In Monday's post I told you about author Margaret Atwood's involvement in designing a remote autographing machine. Amazed by Ms. Atwood's apparent failure to understand just why her readers wait in line to get her autograph on a book, I thought the machine was a profoundly dumb idea.
Now Abebooks.com, an online bookseller, has put up a poll for its customers. At this writing, 467 people have answered the question, "Will a book signed via machine be as valuable as one signed in person?" 96% of the respondents have said -- surprise, surprise -- no.
I'm guessing that the remaining 4% simply misunderstood the question.
I found this gem in yesterday's* The Globe and Mail:
"We quite understand the idea behind MargaretGee, Mr. Davies.
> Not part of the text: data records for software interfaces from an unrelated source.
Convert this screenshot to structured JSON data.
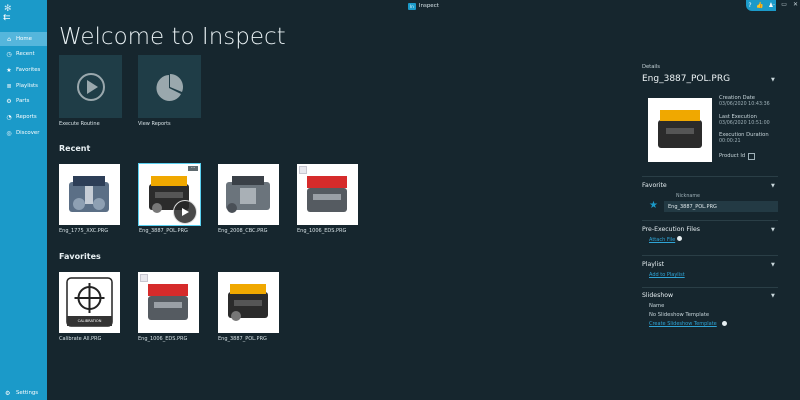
{
  "window": {
    "title": "Inspect",
    "badge": "In"
  },
  "sidebar": {
    "items": [
      {
        "label": "Home",
        "icon": "home-icon"
      },
      {
        "label": "Recent",
        "icon": "clock-icon"
      },
      {
        "label": "Favorites",
        "icon": "star-icon"
      },
      {
        "label": "Playlists",
        "icon": "playlist-icon"
      },
      {
        "label": "Parts",
        "icon": "parts-icon"
      },
      {
        "label": "Reports",
        "icon": "reports-icon"
      },
      {
        "label": "Discover",
        "icon": "discover-icon"
      }
    ],
    "settings": "Settings"
  },
  "main": {
    "title": "Welcome to Inspect",
    "quick_actions": [
      {
        "label": "Execute Routine"
      },
      {
        "label": "View Reports"
      }
    ],
    "recent_title": "Recent",
    "recent": [
      {
        "name": "Eng_1775_XXC.PRG"
      },
      {
        "name": "Eng_3887_POL.PRG"
      },
      {
        "name": "Eng_2008_CBC.PRG"
      },
      {
        "name": "Eng_1006_EDS.PRG"
      }
    ],
    "favorites_title": "Favorites",
    "favorites": [
      {
        "name": "Calibrate All.PRG",
        "caption": "CALIBRATION"
      },
      {
        "name": "Eng_1006_EDS.PRG"
      },
      {
        "name": "Eng_3887_POL.PRG"
      }
    ]
  },
  "details": {
    "header": "Details",
    "file": "Eng_3887_POL.PRG",
    "creation_date_label": "Creation Date",
    "creation_date": "03/06/2020 10:43:36",
    "last_execution_label": "Last Execution",
    "last_execution": "03/06/2020 10:51:00",
    "execution_duration_label": "Execution Duration",
    "execution_duration": "00:00:21",
    "product_id_label": "Product Id",
    "favorite_title": "Favorite",
    "nickname_label": "Nickname",
    "nickname_value": "Eng_3887_POL.PRG",
    "pre_exec_title": "Pre-Execution Files",
    "attach_file": "Attach File",
    "playlist_title": "Playlist",
    "add_to_playlist": "Add to Playlist",
    "slideshow_title": "Slideshow",
    "slideshow_name_label": "Name",
    "slideshow_name_value": "No Slideshow Template",
    "create_slideshow": "Create Slideshow Template"
  },
  "colors": {
    "sidebar": "#1b9ac9",
    "background": "#16262e",
    "tile": "#1f3d47",
    "link": "#2fa4d6",
    "accent": "#5ad0f0"
  }
}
Ya think?
Atwood's invention because, as she says in interviews,
she is an old-age pensioner [who doesn't want to face
the rigours of book tours], but the intriguing thing we
found is that it's not so much the signature that fans
care about, it's meeting the author in person, that's
the real thrill," said Richard Davies, a spokesperson
* Once again, when I posted this link it was a freebie, but now you'll be redirected to a "you must register" page. More and more newspapers are offering their "fresh" news for free, but after a day has passed, you must register to view articles. That's a pain because bloggers like me link to news items without realizing that by the time our readers head over there, they'll be confronted with one of those annoying sign-up screens. Aargh. This particular article was very short, so you're not missing all that much.